Alexa here with a curio in honor of Ingrid Bergman's centennial. A few years ago, during a stop at Brooklyn thrift shop The Thing for some record shopping, I spied a paperback lying with a small pile of vintage books. There's nothing I love more than a pulpy celebrity biography, so I left the store without any LPs and with Ingrid Bergman: An Intimate Portrait in my bag instead.
Entries in Curio (194)
Alexa here. This year was the first year I had to get school supplies for my daughter and it was pretty depressing. She isn't allowed any choice, even in the color of her folders! As a form of rebellion by proxy, I've been searching for the coolest supplies out there to keep things weird at home. Some for my daughter and, of course, why not choose a few for myself, too? Here is a selection of film-themed supplies that could help my cause.
After the jump: Werner, Duckie, Cher, and more...
Alexa here with your weekly arts and crafts.

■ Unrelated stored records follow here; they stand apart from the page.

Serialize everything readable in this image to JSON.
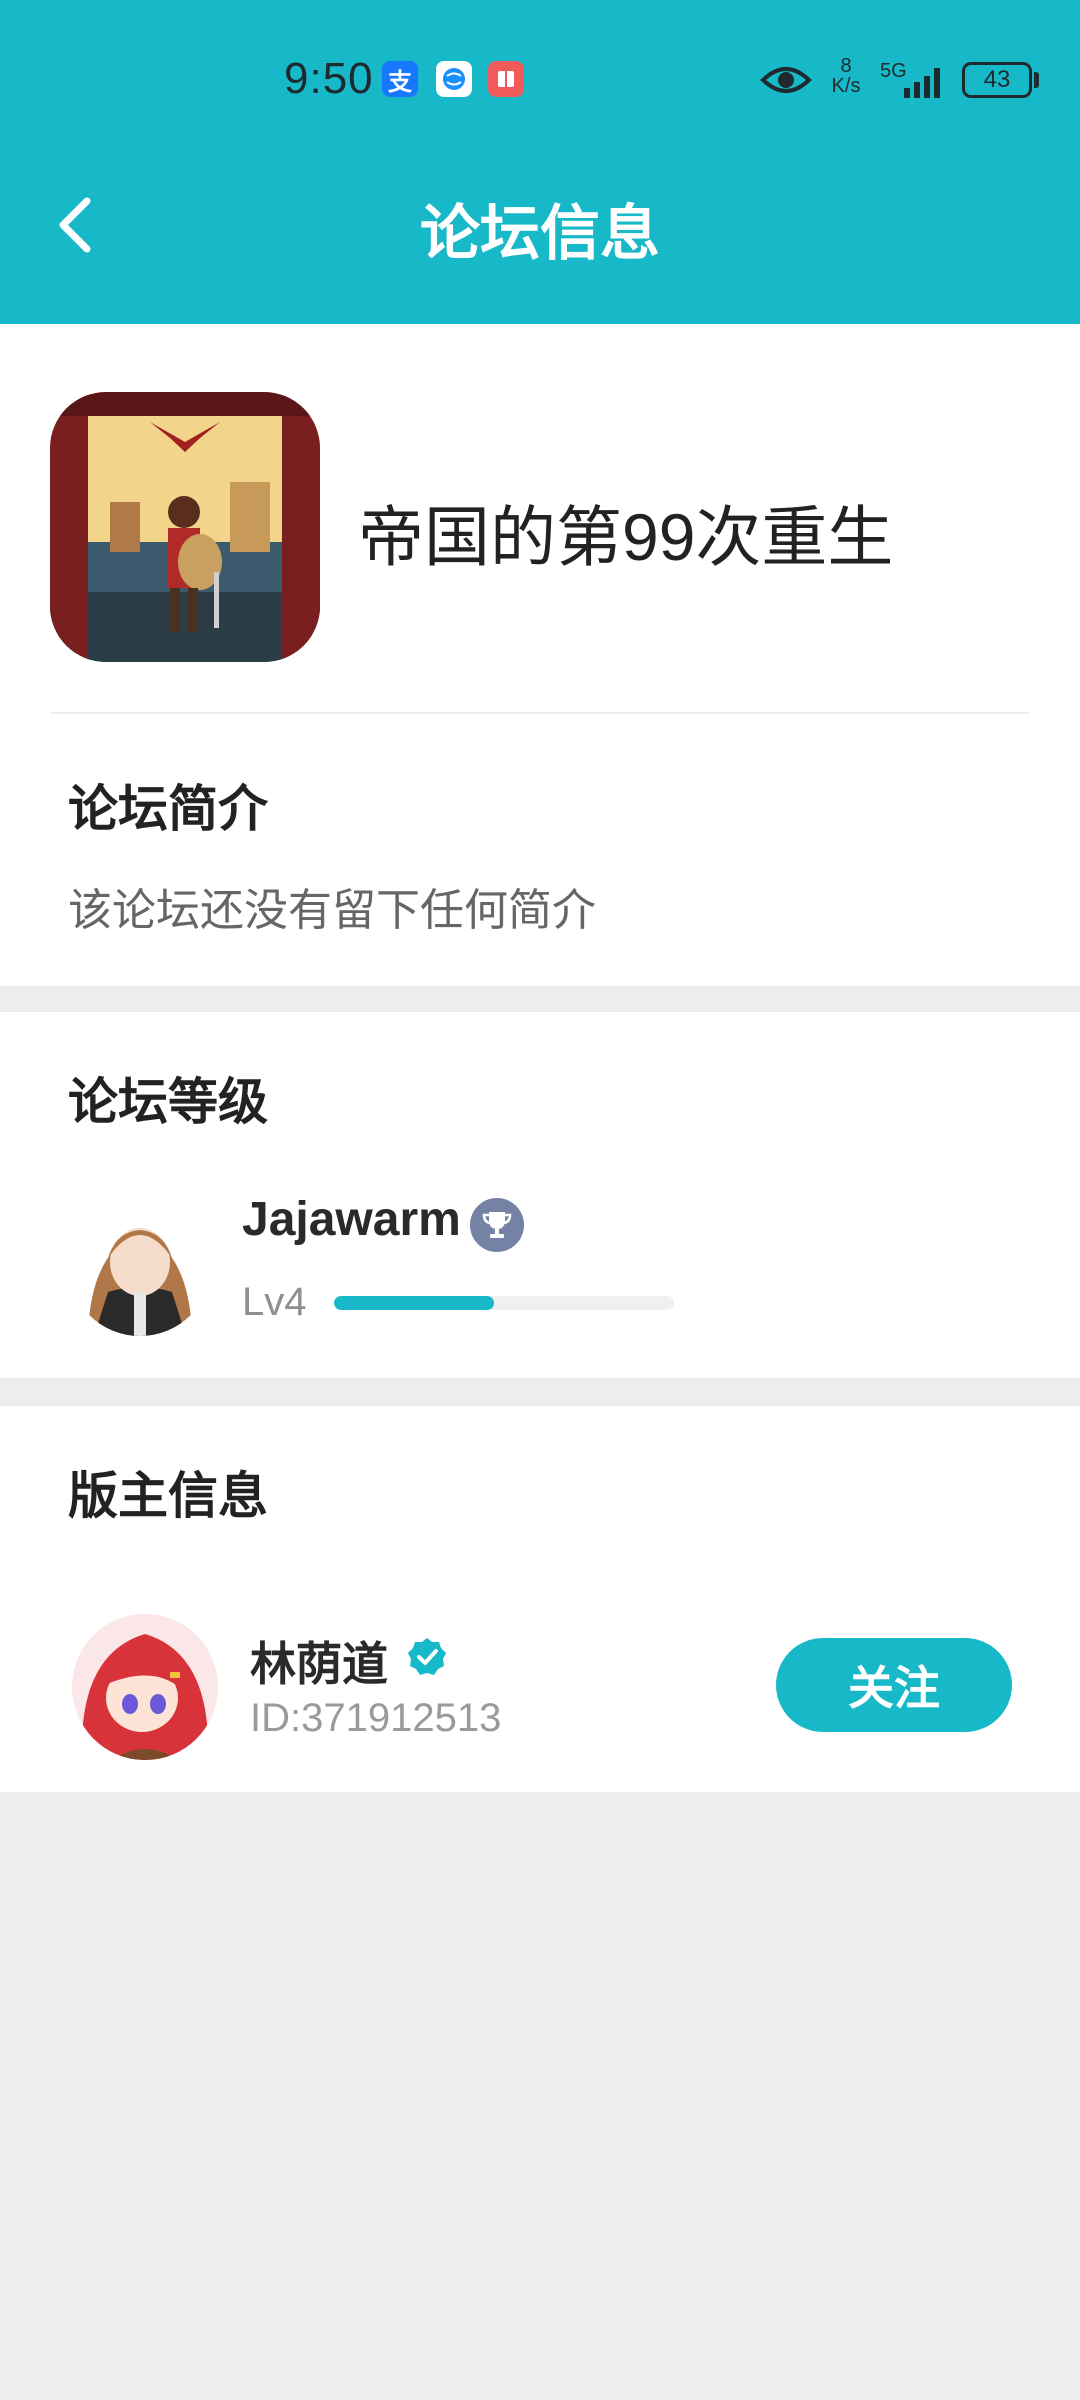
{
  "status_bar": {
    "time": "9:50",
    "app_icons": [
      "alipay-icon",
      "globe-icon",
      "book-icon"
    ],
    "speed_value": "8",
    "speed_unit": "K/s",
    "network": "5G",
    "battery": "43"
  },
  "header": {
    "title": "论坛信息",
    "back_icon": "chevron-left-icon",
    "background": "#17b8c8"
  },
  "forum": {
    "name": "帝国的第99次重生",
    "intro_title": "论坛简介",
    "intro_text": "该论坛还没有留下任何简介"
  },
  "level": {
    "section_title": "论坛等级",
    "user_name": "Jajawarm",
    "badge_icon": "trophy-icon",
    "level_label": "Lv4",
    "progress_fraction": 0.47
  },
  "moderator": {
    "section_title": "版主信息",
    "name": "林荫道",
    "verified_icon": "verified-check-icon",
    "id_text": "ID:371912513",
    "follow_label": "关注"
  },
  "colors": {
    "accent": "#17b8c8",
    "page_background": "#ededed",
    "badge": "#7482a6"
  }
}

At the Bad Dads show in New York last week, currency artist James Charles' had some work up, but I thought he deserved his own post. James has been working for years on his series called American Iconomics. In it, James alters actual U.S. currency with the faces of actors, actresses, musicians, and other icons of popular culture. Similar to Andre Levy's coin portraits, James morphs the familiar presidents’ faces into his new portraits, even successfully altering the text at the bottom to carry a message together with each portrait.
Alexa here. Each year for the past 5 years, San Francisco-based Spoke Art has held a Wes Anderson-themed art show titled Bad Dads. I would be remiss not to mention that this year marks the first time the show will be held in New York. The gallery described the move as a natural one:
Although Anderson's films take us everywhere from a fictional pre-war Europe to the far reaches of India and even out to sea, New York City is home to one of Anderson’s first real successes, The Royal Tenenbaums. His palpable connection to New York is only made stronger by the fact that he resides there as well, and as the exhibition enters its sixth consecutive year, it only makes sense to host it in such an exciting and diverse city.
More info on getting tickets and a preview of some of the work that will be on display after the jump
Alexa here. I was thrilled to see the announcement today that Evan Yarbrough is having his own solo show at Gallery 1988. I've posted about Evan's prints before; among other things, he specializes in letterpress portraits of pop culture animals (hence his Twitter handle). The show continues this theme, and opens this Friday.
Alexa here with your weekly film curios. I am an unabashed lover and collector of vintage paperbacks, especially movie tie-in paperbacks. Kayo Books is always a stop when I'm passing through San Francisco (and where I found What's Up, Doc? and King Solomon's Mines tie-in paperbacks). I have been known to scan some favorite covers from my collection, and then print and frame them for quick wall art. So the recent trend of movie posters re-imagined as paperbacks is one that I can't resist. Of course, Penguin Classics are a favorite inspiration, as well as designs of the more pulpy variety like Dell (a hat tip to Pulp Fiction's 90s marketing).
Alexa here. I've been a follower of Alex Kittle's for a long time. She's blogged furiously about art and film for years (previously as Film Forager and now here), and her tastes run closely to mine: feminism, cult oddities, Cindy Sherman, Technicolor musicals and The Apartment are but a few her passions. Alex also also makes art in her free time (although I don't know how she has any), specifically movie-themed prints, postcards, and posters, under the etsy banner Guilty Cubicle.